WORK REQUEST:
Search the entries for the word "mnemonic" and return every line where it is found.

[Start of section]

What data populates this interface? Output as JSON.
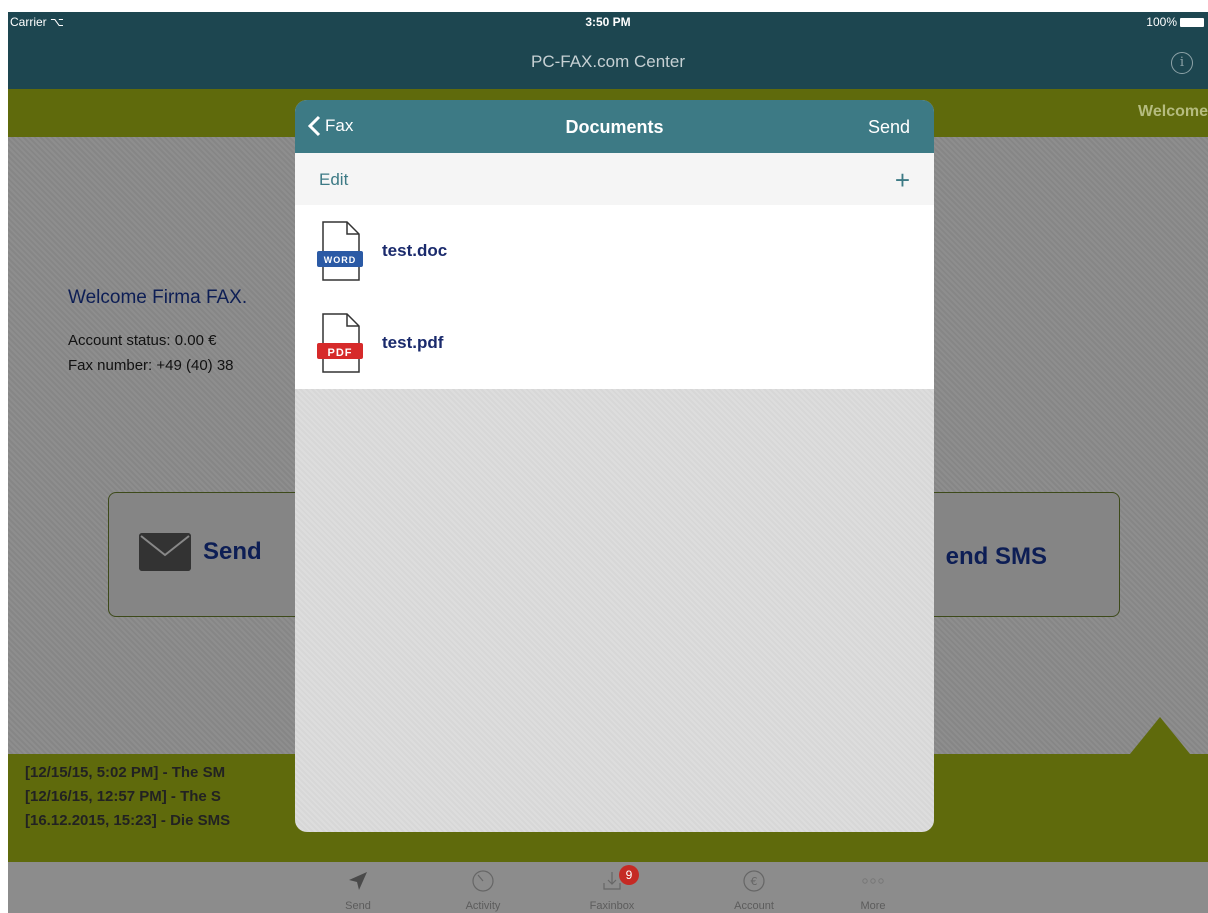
{
  "status_bar": {
    "carrier": "Carrier",
    "time": "3:50 PM",
    "battery": "100%"
  },
  "nav": {
    "title": "PC-FAX.com Center",
    "info_icon": "i"
  },
  "green_bar": {
    "welcome_tab": "Welcome"
  },
  "main": {
    "welcome": "Welcome Firma FAX.",
    "account_status": "Account status: 0.00 €",
    "fax_number": "Fax number: +49 (40) 38",
    "send_fax_label": "Send",
    "send_sms_label": "end SMS"
  },
  "ticker": {
    "lines": [
      "[12/15/15, 5:02 PM] - The SM",
      "[12/16/15, 12:57 PM] - The S",
      "[16.12.2015, 15:23] - Die SMS"
    ]
  },
  "tabbar": {
    "tabs": [
      {
        "label": "Send",
        "icon": "paper-plane-icon"
      },
      {
        "label": "Activity",
        "icon": "clock-icon"
      },
      {
        "label": "Faxinbox",
        "icon": "inbox-download-icon",
        "badge": "9"
      },
      {
        "label": "Account",
        "icon": "euro-icon"
      },
      {
        "label": "More",
        "icon": "more-dots-icon"
      }
    ]
  },
  "modal": {
    "back_label": "Fax",
    "title": "Documents",
    "send_label": "Send",
    "edit_label": "Edit",
    "add_label": "+",
    "documents": [
      {
        "name": "test.doc",
        "type_badge": "WORD",
        "badge_color": "#2b5aa5"
      },
      {
        "name": "test.pdf",
        "type_badge": "PDF",
        "badge_color": "#d62a2a"
      }
    ]
  }
}
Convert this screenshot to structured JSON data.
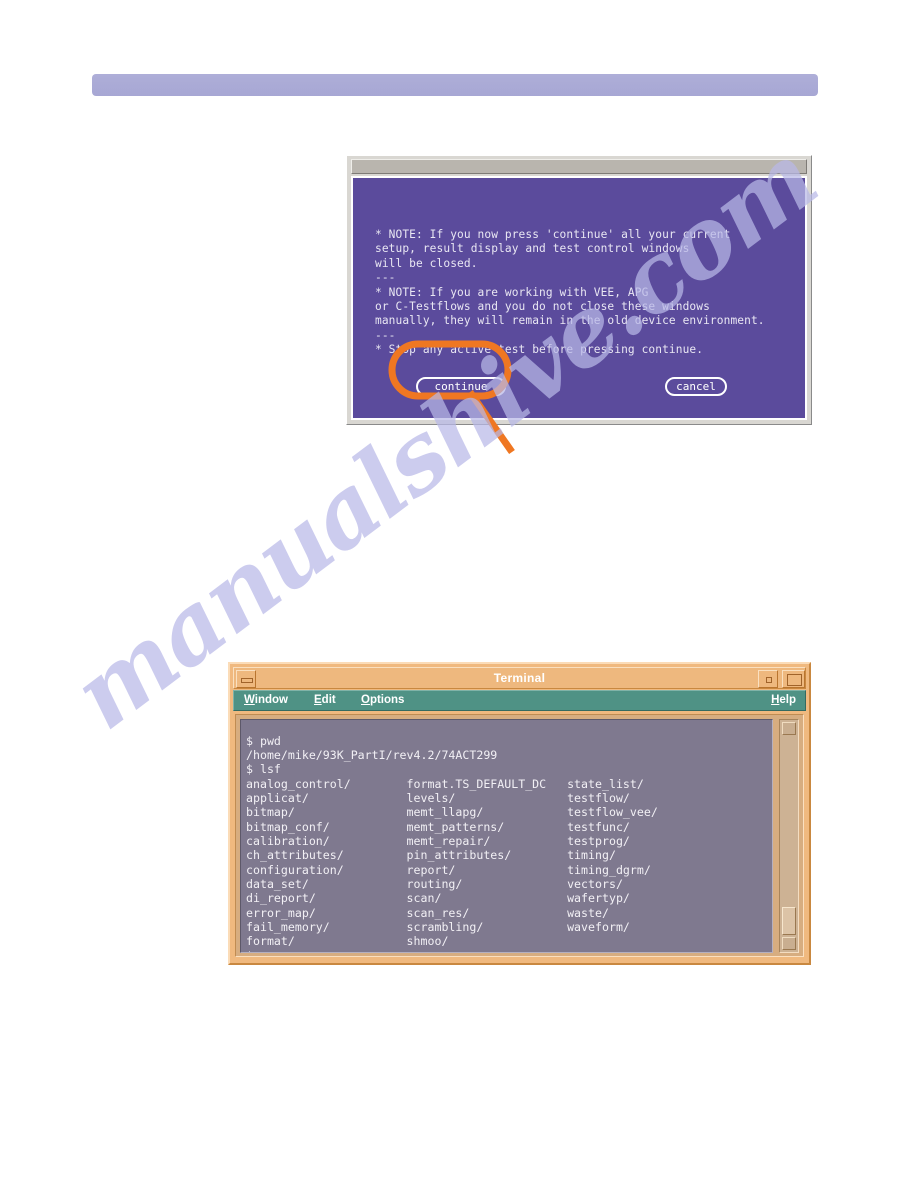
{
  "page": {
    "background_color": "#ffffff",
    "watermark_text": "manualshive.com",
    "watermark_color": "#b9b9e8"
  },
  "header_bar": {
    "label": "",
    "color": "#aeaed8"
  },
  "dialog": {
    "titlebar_label": "",
    "background_color": "#5b4b9c",
    "message": "* NOTE: If you now press 'continue' all your current\nsetup, result display and test control windows\nwill be closed.\n---\n* NOTE: If you are working with VEE, APG\nor C-Testflows and you do not close these windows\nmanually, they will remain in the old device environment.\n---\n* Stop any active test before pressing continue.",
    "buttons": {
      "continue_label": "continue",
      "cancel_label": "cancel"
    }
  },
  "callout": {
    "color": "#ef7722",
    "target": "continue-button",
    "shape": "rounded-rectangle-with-pointer-tail"
  },
  "terminal": {
    "title": "Terminal",
    "titlebar_color": "#eeb87e",
    "menubar_color": "#4f9285",
    "screen_color": "#7f798f",
    "window_buttons": {
      "minimize_label": "",
      "restore_label": "",
      "maximize_label": ""
    },
    "menu": {
      "window": {
        "mnemonic": "W",
        "rest": "indow"
      },
      "edit": {
        "mnemonic": "E",
        "rest": "dit"
      },
      "options": {
        "mnemonic": "O",
        "rest": "ptions"
      },
      "help": {
        "mnemonic": "H",
        "rest": "elp"
      }
    },
    "content": "$ pwd\n/home/mike/93K_PartI/rev4.2/74ACT299\n$ lsf\nanalog_control/        format.TS_DEFAULT_DC   state_list/\napplicat/              levels/                testflow/\nbitmap/                memt_llapg/            testflow_vee/\nbitmap_conf/           memt_patterns/         testfunc/\ncalibration/           memt_repair/           testprog/\nch_attributes/         pin_attributes/        timing/\nconfiguration/         report/                timing_dgrm/\ndata_set/              routing/               vectors/\ndi_report/             scan/                  wafertyp/\nerror_map/             scan_res/              waste/\nfail_memory/           scrambling/            waveform/\nformat/                shmoo/\n$",
    "prompt_lines": [
      "$ pwd",
      "/home/mike/93K_PartI/rev4.2/74ACT299",
      "$ lsf",
      "$"
    ],
    "directory_listing": {
      "column_1": [
        "analog_control/",
        "applicat/",
        "bitmap/",
        "bitmap_conf/",
        "calibration/",
        "ch_attributes/",
        "configuration/",
        "data_set/",
        "di_report/",
        "error_map/",
        "fail_memory/",
        "format/"
      ],
      "column_2": [
        "format.TS_DEFAULT_DC",
        "levels/",
        "memt_llapg/",
        "memt_patterns/",
        "memt_repair/",
        "pin_attributes/",
        "report/",
        "routing/",
        "scan/",
        "scan_res/",
        "scrambling/",
        "shmoo/"
      ],
      "column_3": [
        "state_list/",
        "testflow/",
        "testflow_vee/",
        "testfunc/",
        "testprog/",
        "timing/",
        "timing_dgrm/",
        "vectors/",
        "wafertyp/",
        "waste/",
        "waveform/"
      ]
    },
    "scrollbar": {
      "up_arrow": "△",
      "down_arrow": "▽"
    }
  }
}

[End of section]

EXERCISE SOLUTION:
        "mnemonic": "W",
        "mnemonic": "E",
        "mnemonic": "O",
        "mnemonic": "H",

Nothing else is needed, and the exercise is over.